Task objective
Reprint the lines below as they are, minus the pictures.
Start of Data extracts
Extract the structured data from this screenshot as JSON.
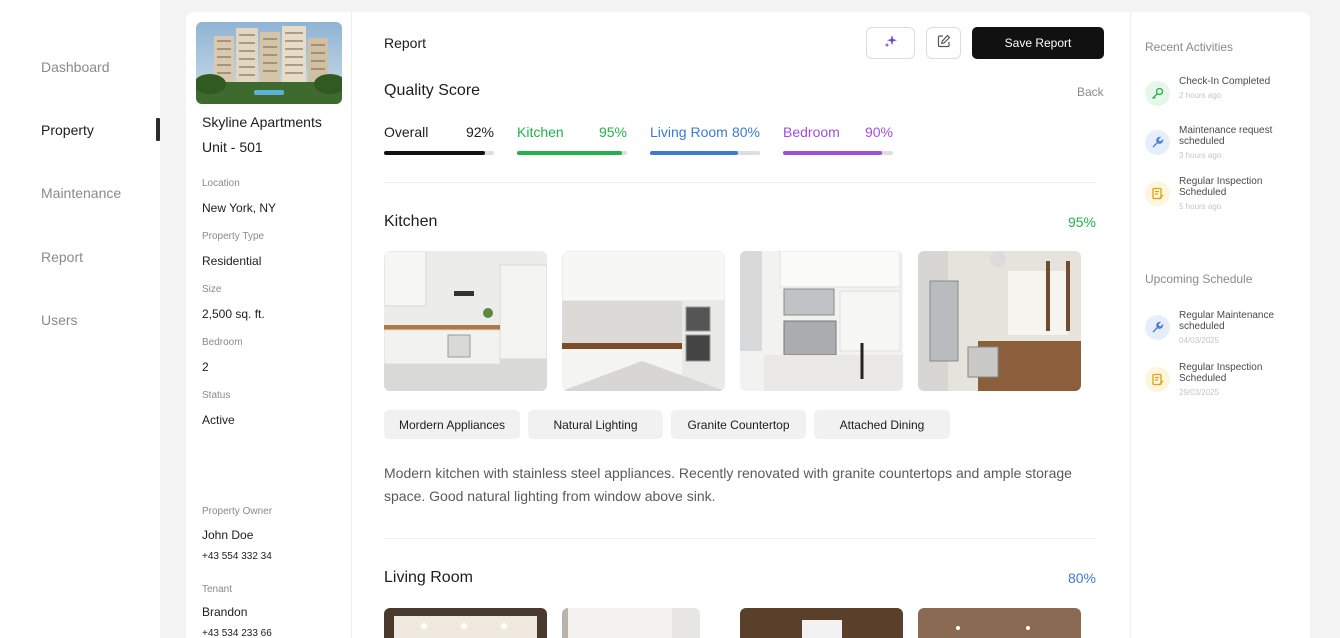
{
  "nav": {
    "items": [
      {
        "label": "Dashboard"
      },
      {
        "label": "Property"
      },
      {
        "label": "Maintenance"
      },
      {
        "label": "Report"
      },
      {
        "label": "Users"
      }
    ]
  },
  "property": {
    "name": "Skyline Apartments",
    "unit": "Unit - 501",
    "fields": [
      {
        "label": "Location",
        "value": "New York, NY"
      },
      {
        "label": "Property Type",
        "value": "Residential"
      },
      {
        "label": "Size",
        "value": "2,500 sq. ft."
      },
      {
        "label": "Bedroom",
        "value": "2"
      },
      {
        "label": "Status",
        "value": "Active"
      }
    ],
    "owner": {
      "label": "Property Owner",
      "name": "John Doe",
      "phone": "+43 554 332 34"
    },
    "tenant": {
      "label": "Tenant",
      "name": "Brandon",
      "phone": "+43 534 233 66"
    }
  },
  "report": {
    "title": "Report",
    "save_label": "Save Report",
    "quality_title": "Quality Score",
    "back_label": "Back",
    "scores": [
      {
        "label": "Overall",
        "pct": "92%",
        "value": 0.92,
        "color": "#111111"
      },
      {
        "label": "Kitchen",
        "pct": "95%",
        "value": 0.95,
        "color": "#22b14c"
      },
      {
        "label": "Living Room",
        "pct": "80%",
        "value": 0.8,
        "color": "#3a7bd5"
      },
      {
        "label": "Bedroom",
        "pct": "90%",
        "value": 0.9,
        "color": "#a050dc"
      }
    ],
    "kitchen": {
      "title": "Kitchen",
      "pct": "95%",
      "tags": [
        "Mordern Appliances",
        "Natural Lighting",
        "Granite Countertop",
        "Attached Dining"
      ],
      "description": "Modern kitchen with stainless steel appliances. Recently renovated with granite countertops and ample storage space. Good natural lighting from window above sink."
    },
    "living_room": {
      "title": "Living Room",
      "pct": "80%"
    }
  },
  "activities": {
    "recent_title": "Recent Activities",
    "recent": [
      {
        "text": "Check-In Completed",
        "time": "2 hours ago",
        "icon": "key-icon",
        "bg": "#e6f6ea",
        "fg": "#22b14c"
      },
      {
        "text": "Maintenance request scheduled",
        "time": "3 hours ago",
        "icon": "wrench-icon",
        "bg": "#e7eefb",
        "fg": "#4a7bd5"
      },
      {
        "text": "Regular Inspection Scheduled",
        "time": "5 hours ago",
        "icon": "note-icon",
        "bg": "#fdf5dc",
        "fg": "#d9a415"
      }
    ],
    "upcoming_title": "Upcoming Schedule",
    "upcoming": [
      {
        "text": "Regular Maintenance scheduled",
        "time": "04/03/2025",
        "icon": "wrench-icon",
        "bg": "#e7eefb",
        "fg": "#4a7bd5"
      },
      {
        "text": "Regular Inspection Scheduled",
        "time": "29/03/2025",
        "icon": "note-icon",
        "bg": "#fdf5dc",
        "fg": "#d9a415"
      }
    ]
  }
}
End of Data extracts
Exercise response
Extract the structured data from this screenshot as JSON.
{
  "nav": {
    "items": [
      {
        "label": "Dashboard"
      },
      {
        "label": "Property"
      },
      {
        "label": "Maintenance"
      },
      {
        "label": "Report"
      },
      {
        "label": "Users"
      }
    ]
  },
  "property": {
    "name": "Skyline Apartments",
    "unit": "Unit - 501",
    "fields": [
      {
        "label": "Location",
        "value": "New York, NY"
      },
      {
        "label": "Property Type",
        "value": "Residential"
      },
      {
        "label": "Size",
        "value": "2,500 sq. ft."
      },
      {
        "label": "Bedroom",
        "value": "2"
      },
      {
        "label": "Status",
        "value": "Active"
      }
    ],
    "owner": {
      "label": "Property Owner",
      "name": "John Doe",
      "phone": "+43 554 332 34"
    },
    "tenant": {
      "label": "Tenant",
      "name": "Brandon",
      "phone": "+43 534 233 66"
    }
  },
  "report": {
    "title": "Report",
    "save_label": "Save Report",
    "quality_title": "Quality Score",
    "back_label": "Back",
    "scores": [
      {
        "label": "Overall",
        "pct": "92%",
        "value": 0.92,
        "color": "#111111"
      },
      {
        "label": "Kitchen",
        "pct": "95%",
        "value": 0.95,
        "color": "#22b14c"
      },
      {
        "label": "Living Room",
        "pct": "80%",
        "value": 0.8,
        "color": "#3a7bd5"
      },
      {
        "label": "Bedroom",
        "pct": "90%",
        "value": 0.9,
        "color": "#a050dc"
      }
    ],
    "kitchen": {
      "title": "Kitchen",
      "pct": "95%",
      "tags": [
        "Mordern Appliances",
        "Natural Lighting",
        "Granite Countertop",
        "Attached Dining"
      ],
      "description": "Modern kitchen with stainless steel appliances. Recently renovated with granite countertops and ample storage space. Good natural lighting from window above sink."
    },
    "living_room": {
      "title": "Living Room",
      "pct": "80%"
    }
  },
  "activities": {
    "recent_title": "Recent Activities",
    "recent": [
      {
        "text": "Check-In Completed",
        "time": "2 hours ago",
        "icon": "key-icon",
        "bg": "#e6f6ea",
        "fg": "#22b14c"
      },
      {
        "text": "Maintenance request scheduled",
        "time": "3 hours ago",
        "icon": "wrench-icon",
        "bg": "#e7eefb",
        "fg": "#4a7bd5"
      },
      {
        "text": "Regular Inspection Scheduled",
        "time": "5 hours ago",
        "icon": "note-icon",
        "bg": "#fdf5dc",
        "fg": "#d9a415"
      }
    ],
    "upcoming_title": "Upcoming Schedule",
    "upcoming": [
      {
        "text": "Regular Maintenance scheduled",
        "time": "04/03/2025",
        "icon": "wrench-icon",
        "bg": "#e7eefb",
        "fg": "#4a7bd5"
      },
      {
        "text": "Regular Inspection Scheduled",
        "time": "29/03/2025",
        "icon": "note-icon",
        "bg": "#fdf5dc",
        "fg": "#d9a415"
      }
    ]
  }
}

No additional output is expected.